• What the exercise asks:
Quote the records below in full, exactly as given, with the images taken out.

• Input:

++++++++++++++++++++

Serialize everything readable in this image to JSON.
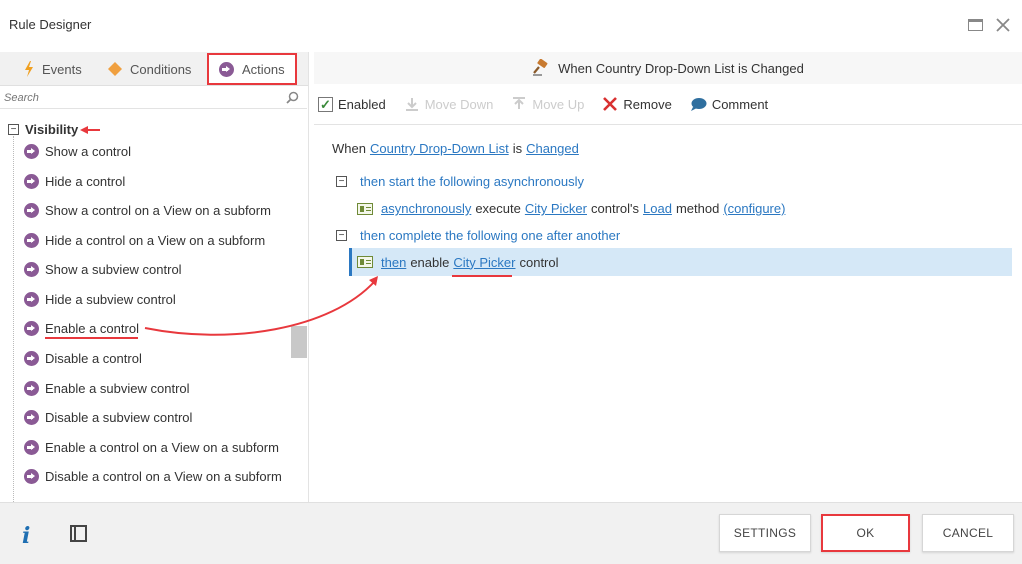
{
  "window": {
    "title": "Rule Designer"
  },
  "tabs": [
    {
      "label": "Events",
      "icon": "lightning-icon"
    },
    {
      "label": "Conditions",
      "icon": "diamond-icon"
    },
    {
      "label": "Actions",
      "icon": "arrow-circle-icon"
    }
  ],
  "search": {
    "placeholder": "Search"
  },
  "tree": {
    "group": "Visibility",
    "items": [
      "Show a control",
      "Hide a control",
      "Show a control on a View on a subform",
      "Hide a control on a View on a subform",
      "Show a subview control",
      "Hide a subview control",
      "Enable a control",
      "Disable a control",
      "Enable a subview control",
      "Disable a subview control",
      "Enable a control on a View on a subform",
      "Disable a control on a View on a subform"
    ]
  },
  "rule": {
    "title": "When Country Drop-Down List is Changed",
    "toolbar": {
      "enabled": "Enabled",
      "move_down": "Move Down",
      "move_up": "Move Up",
      "remove": "Remove",
      "comment": "Comment"
    },
    "when": {
      "prefix": "When",
      "control": "Country Drop-Down List",
      "mid": "is",
      "event": "Changed"
    },
    "block1": {
      "label": "then start the following asynchronously"
    },
    "action1": {
      "async": "asynchronously",
      "execute": "execute",
      "control": "City Picker",
      "controls": "control's",
      "method": "Load",
      "method_word": "method",
      "configure": "(configure)"
    },
    "block2": {
      "label": "then complete the following one after another"
    },
    "action2": {
      "then": "then",
      "enable": "enable",
      "control": "City Picker",
      "suffix": "control"
    }
  },
  "footer": {
    "settings": "SETTINGS",
    "ok": "OK",
    "cancel": "CANCEL"
  },
  "colors": {
    "accent_red": "#e8383d",
    "link_blue": "#2b78c2",
    "action_purple": "#8a5a95",
    "selected_row": "#d5e8f7"
  }
}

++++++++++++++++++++

• Answer space:
Serialize everything readable in this image to JSON.
{
  "window": {
    "title": "Rule Designer"
  },
  "tabs": [
    {
      "label": "Events",
      "icon": "lightning-icon"
    },
    {
      "label": "Conditions",
      "icon": "diamond-icon"
    },
    {
      "label": "Actions",
      "icon": "arrow-circle-icon"
    }
  ],
  "search": {
    "placeholder": "Search"
  },
  "tree": {
    "group": "Visibility",
    "items": [
      "Show a control",
      "Hide a control",
      "Show a control on a View on a subform",
      "Hide a control on a View on a subform",
      "Show a subview control",
      "Hide a subview control",
      "Enable a control",
      "Disable a control",
      "Enable a subview control",
      "Disable a subview control",
      "Enable a control on a View on a subform",
      "Disable a control on a View on a subform"
    ]
  },
  "rule": {
    "title": "When Country Drop-Down List is Changed",
    "toolbar": {
      "enabled": "Enabled",
      "move_down": "Move Down",
      "move_up": "Move Up",
      "remove": "Remove",
      "comment": "Comment"
    },
    "when": {
      "prefix": "When",
      "control": "Country Drop-Down List",
      "mid": "is",
      "event": "Changed"
    },
    "block1": {
      "label": "then start the following asynchronously"
    },
    "action1": {
      "async": "asynchronously",
      "execute": "execute",
      "control": "City Picker",
      "controls": "control's",
      "method": "Load",
      "method_word": "method",
      "configure": "(configure)"
    },
    "block2": {
      "label": "then complete the following one after another"
    },
    "action2": {
      "then": "then",
      "enable": "enable",
      "control": "City Picker",
      "suffix": "control"
    }
  },
  "footer": {
    "settings": "SETTINGS",
    "ok": "OK",
    "cancel": "CANCEL"
  },
  "colors": {
    "accent_red": "#e8383d",
    "link_blue": "#2b78c2",
    "action_purple": "#8a5a95",
    "selected_row": "#d5e8f7"
  }
}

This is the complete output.